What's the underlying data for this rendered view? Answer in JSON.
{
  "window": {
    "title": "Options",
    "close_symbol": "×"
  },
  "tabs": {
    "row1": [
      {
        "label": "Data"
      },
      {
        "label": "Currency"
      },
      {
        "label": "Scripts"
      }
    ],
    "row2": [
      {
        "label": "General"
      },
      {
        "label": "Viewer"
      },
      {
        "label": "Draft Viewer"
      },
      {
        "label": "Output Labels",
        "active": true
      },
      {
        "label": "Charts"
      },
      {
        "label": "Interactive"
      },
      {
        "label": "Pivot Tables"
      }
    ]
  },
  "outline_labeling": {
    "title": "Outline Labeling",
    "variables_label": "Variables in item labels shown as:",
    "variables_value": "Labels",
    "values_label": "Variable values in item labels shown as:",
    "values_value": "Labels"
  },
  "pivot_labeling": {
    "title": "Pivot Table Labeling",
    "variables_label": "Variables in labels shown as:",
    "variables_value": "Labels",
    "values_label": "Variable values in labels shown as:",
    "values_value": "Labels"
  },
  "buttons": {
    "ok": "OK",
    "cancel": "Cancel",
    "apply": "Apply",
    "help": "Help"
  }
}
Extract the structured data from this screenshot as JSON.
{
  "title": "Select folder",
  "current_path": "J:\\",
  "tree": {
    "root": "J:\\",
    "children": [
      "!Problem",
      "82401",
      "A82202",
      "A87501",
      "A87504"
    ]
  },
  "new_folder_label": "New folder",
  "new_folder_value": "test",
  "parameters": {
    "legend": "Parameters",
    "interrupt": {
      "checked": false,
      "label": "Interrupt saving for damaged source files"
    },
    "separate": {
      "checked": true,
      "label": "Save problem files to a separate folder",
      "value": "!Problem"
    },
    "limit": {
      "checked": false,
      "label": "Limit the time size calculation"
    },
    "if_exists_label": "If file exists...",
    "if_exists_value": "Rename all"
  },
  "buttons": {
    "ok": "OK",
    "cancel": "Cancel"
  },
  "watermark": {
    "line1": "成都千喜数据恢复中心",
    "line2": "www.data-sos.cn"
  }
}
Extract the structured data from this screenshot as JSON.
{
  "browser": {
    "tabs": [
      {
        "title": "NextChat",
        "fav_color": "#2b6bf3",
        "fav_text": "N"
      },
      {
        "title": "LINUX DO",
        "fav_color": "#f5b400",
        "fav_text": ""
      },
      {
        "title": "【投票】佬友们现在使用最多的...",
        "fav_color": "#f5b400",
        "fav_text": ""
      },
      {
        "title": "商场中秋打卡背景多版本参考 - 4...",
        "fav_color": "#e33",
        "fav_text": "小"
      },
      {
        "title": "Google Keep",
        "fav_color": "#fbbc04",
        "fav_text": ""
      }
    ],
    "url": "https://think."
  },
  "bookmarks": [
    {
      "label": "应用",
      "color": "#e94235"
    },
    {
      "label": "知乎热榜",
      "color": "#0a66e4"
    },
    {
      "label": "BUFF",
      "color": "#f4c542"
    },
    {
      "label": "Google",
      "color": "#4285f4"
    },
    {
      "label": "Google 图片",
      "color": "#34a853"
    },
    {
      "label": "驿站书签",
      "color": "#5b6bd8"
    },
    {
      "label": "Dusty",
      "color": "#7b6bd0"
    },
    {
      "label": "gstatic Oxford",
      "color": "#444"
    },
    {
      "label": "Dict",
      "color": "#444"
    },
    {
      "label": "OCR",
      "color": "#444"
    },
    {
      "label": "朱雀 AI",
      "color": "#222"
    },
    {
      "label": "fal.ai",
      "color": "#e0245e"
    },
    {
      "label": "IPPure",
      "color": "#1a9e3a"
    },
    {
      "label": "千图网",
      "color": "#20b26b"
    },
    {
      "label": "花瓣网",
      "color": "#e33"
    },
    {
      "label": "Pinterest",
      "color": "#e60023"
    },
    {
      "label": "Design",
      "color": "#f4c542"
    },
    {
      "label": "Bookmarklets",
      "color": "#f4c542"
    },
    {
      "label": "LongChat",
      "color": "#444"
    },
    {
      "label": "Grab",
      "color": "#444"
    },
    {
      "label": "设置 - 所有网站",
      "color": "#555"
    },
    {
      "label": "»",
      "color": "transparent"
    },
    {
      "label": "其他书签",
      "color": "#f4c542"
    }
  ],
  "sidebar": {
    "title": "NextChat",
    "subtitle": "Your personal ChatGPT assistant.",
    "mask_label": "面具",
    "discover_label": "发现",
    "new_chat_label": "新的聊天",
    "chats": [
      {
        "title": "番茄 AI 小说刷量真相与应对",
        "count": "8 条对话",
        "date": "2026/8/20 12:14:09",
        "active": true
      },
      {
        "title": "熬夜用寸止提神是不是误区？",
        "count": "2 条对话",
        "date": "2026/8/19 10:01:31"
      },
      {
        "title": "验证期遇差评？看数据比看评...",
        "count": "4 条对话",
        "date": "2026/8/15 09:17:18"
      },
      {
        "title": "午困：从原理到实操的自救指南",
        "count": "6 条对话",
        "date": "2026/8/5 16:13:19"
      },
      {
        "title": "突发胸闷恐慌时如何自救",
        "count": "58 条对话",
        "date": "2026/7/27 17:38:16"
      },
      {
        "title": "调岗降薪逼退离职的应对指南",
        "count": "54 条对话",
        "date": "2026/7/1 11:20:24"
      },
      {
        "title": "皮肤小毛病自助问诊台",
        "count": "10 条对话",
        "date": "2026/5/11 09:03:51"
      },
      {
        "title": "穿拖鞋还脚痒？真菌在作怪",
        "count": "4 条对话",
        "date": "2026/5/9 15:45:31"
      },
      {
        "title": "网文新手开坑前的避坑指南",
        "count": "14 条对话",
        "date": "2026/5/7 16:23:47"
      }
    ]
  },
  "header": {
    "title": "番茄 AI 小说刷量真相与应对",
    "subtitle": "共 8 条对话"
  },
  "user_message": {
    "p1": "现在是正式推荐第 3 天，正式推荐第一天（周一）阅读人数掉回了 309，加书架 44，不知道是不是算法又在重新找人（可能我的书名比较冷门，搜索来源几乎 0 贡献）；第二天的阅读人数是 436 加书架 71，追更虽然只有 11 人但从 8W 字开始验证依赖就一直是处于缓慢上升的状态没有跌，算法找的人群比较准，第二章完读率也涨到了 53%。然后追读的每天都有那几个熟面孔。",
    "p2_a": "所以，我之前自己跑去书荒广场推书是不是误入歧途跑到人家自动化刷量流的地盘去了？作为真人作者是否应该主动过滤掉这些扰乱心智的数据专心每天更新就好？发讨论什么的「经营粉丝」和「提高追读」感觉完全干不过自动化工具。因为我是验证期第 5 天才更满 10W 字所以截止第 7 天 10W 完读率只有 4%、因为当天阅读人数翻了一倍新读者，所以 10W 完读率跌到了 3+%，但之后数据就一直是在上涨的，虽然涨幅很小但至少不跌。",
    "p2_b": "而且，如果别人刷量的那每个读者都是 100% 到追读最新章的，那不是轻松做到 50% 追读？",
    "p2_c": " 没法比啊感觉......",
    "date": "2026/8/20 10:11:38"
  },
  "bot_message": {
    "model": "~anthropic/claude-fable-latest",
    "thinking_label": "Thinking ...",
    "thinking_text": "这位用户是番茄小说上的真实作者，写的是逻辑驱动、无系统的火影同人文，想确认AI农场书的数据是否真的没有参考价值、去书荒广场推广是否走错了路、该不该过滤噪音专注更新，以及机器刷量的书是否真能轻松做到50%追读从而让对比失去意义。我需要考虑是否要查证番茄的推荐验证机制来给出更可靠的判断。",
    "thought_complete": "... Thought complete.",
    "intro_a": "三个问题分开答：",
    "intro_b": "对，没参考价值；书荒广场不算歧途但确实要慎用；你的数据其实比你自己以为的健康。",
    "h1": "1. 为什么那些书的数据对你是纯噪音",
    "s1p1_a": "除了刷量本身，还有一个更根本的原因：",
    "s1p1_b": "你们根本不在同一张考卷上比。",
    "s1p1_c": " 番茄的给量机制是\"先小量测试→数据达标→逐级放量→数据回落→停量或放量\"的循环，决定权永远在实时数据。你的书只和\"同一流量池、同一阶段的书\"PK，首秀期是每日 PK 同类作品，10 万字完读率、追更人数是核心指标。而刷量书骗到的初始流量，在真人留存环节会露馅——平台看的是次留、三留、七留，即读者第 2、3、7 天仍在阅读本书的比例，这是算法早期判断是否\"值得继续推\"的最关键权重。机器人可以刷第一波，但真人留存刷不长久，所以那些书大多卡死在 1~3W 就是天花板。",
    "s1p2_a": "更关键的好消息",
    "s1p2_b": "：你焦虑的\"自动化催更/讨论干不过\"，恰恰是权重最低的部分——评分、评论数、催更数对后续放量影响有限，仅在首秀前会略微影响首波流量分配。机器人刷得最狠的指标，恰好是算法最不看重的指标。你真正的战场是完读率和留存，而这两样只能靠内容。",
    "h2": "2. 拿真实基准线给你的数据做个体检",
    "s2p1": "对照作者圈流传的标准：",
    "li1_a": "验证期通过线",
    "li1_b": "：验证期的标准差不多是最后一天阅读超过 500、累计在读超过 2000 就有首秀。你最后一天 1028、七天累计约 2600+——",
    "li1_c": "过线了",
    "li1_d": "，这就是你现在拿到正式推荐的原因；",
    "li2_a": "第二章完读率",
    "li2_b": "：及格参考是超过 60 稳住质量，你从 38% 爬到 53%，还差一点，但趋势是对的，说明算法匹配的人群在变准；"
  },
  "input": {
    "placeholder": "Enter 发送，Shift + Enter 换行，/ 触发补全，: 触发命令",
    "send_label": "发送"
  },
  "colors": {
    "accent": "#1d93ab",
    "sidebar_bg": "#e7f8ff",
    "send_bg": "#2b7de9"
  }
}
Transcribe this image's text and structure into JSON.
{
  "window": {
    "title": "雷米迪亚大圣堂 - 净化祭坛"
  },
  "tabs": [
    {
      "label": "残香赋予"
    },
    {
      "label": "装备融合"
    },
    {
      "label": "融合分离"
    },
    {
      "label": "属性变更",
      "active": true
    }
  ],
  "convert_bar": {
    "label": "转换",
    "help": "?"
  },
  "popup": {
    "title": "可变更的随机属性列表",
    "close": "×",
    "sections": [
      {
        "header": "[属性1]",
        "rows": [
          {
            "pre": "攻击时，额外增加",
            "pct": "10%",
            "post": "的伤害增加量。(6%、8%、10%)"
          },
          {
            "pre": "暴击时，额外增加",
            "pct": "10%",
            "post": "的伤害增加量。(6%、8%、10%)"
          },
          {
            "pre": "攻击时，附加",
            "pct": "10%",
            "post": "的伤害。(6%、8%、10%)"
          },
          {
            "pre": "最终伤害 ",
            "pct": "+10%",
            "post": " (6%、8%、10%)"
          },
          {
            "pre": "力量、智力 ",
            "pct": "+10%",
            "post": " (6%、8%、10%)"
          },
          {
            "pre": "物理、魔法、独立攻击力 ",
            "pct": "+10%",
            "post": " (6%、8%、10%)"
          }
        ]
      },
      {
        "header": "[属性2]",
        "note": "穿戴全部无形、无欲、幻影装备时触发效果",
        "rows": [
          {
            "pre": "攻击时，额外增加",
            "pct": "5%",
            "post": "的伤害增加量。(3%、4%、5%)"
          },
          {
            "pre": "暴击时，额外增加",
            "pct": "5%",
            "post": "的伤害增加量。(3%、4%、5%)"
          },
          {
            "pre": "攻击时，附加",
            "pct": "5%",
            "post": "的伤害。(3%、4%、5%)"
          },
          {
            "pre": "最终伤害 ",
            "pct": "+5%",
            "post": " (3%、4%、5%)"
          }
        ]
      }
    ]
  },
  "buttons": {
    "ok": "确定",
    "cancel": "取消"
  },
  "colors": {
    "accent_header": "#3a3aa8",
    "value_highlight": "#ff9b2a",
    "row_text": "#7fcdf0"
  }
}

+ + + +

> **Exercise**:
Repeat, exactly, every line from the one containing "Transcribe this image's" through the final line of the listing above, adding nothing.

> **Exercise result**:
Transcribe this image's text and structure into JSON.
{
  "window": {
    "title": "雷米迪亚大圣堂 - 净化祭坛"
  },
  "tabs": [
    {
      "label": "残香赋予"
    },
    {
      "label": "装备融合"
    },
    {
      "label": "融合分离"
    },
    {
      "label": "属性变更",
      "active": true
    }
  ],
  "convert_bar": {
    "label": "转换",
    "help": "?"
  },
  "popup": {
    "title": "可变更的随机属性列表",
    "close": "×",
    "sections": [
      {
        "header": "[属性1]",
        "rows": [
          {
            "pre": "攻击时，额外增加",
            "pct": "10%",
            "post": "的伤害增加量。(6%、8%、10%)"
          },
          {
            "pre": "暴击时，额外增加",
            "pct": "10%",
            "post": "的伤害增加量。(6%、8%、10%)"
          },
          {
            "pre": "攻击时，附加",
            "pct": "10%",
            "post": "的伤害。(6%、8%、10%)"
          },
          {
            "pre": "最终伤害 ",
            "pct": "+10%",
            "post": " (6%、8%、10%)"
          },
          {
            "pre": "力量、智力 ",
            "pct": "+10%",
            "post": " (6%、8%、10%)"
          },
          {
            "pre": "物理、魔法、独立攻击力 ",
            "pct": "+10%",
            "post": " (6%、8%、10%)"
          }
        ]
      },
      {
        "header": "[属性2]",
        "note": "穿戴全部无形、无欲、幻影装备时触发效果",
        "rows": [
          {
            "pre": "攻击时，额外增加",
            "pct": "5%",
            "post": "的伤害增加量。(3%、4%、5%)"
          },
          {
            "pre": "暴击时，额外增加",
            "pct": "5%",
            "post": "的伤害增加量。(3%、4%、5%)"
          },
          {
            "pre": "攻击时，附加",
            "pct": "5%",
            "post": "的伤害。(3%、4%、5%)"
          },
          {
            "pre": "最终伤害 ",
            "pct": "+5%",
            "post": " (3%、4%、5%)"
          }
        ]
      }
    ]
  },
  "buttons": {
    "ok": "确定",
    "cancel": "取消"
  },
  "colors": {
    "accent_header": "#3a3aa8",
    "value_highlight": "#ff9b2a",
    "row_text": "#7fcdf0"
  }
}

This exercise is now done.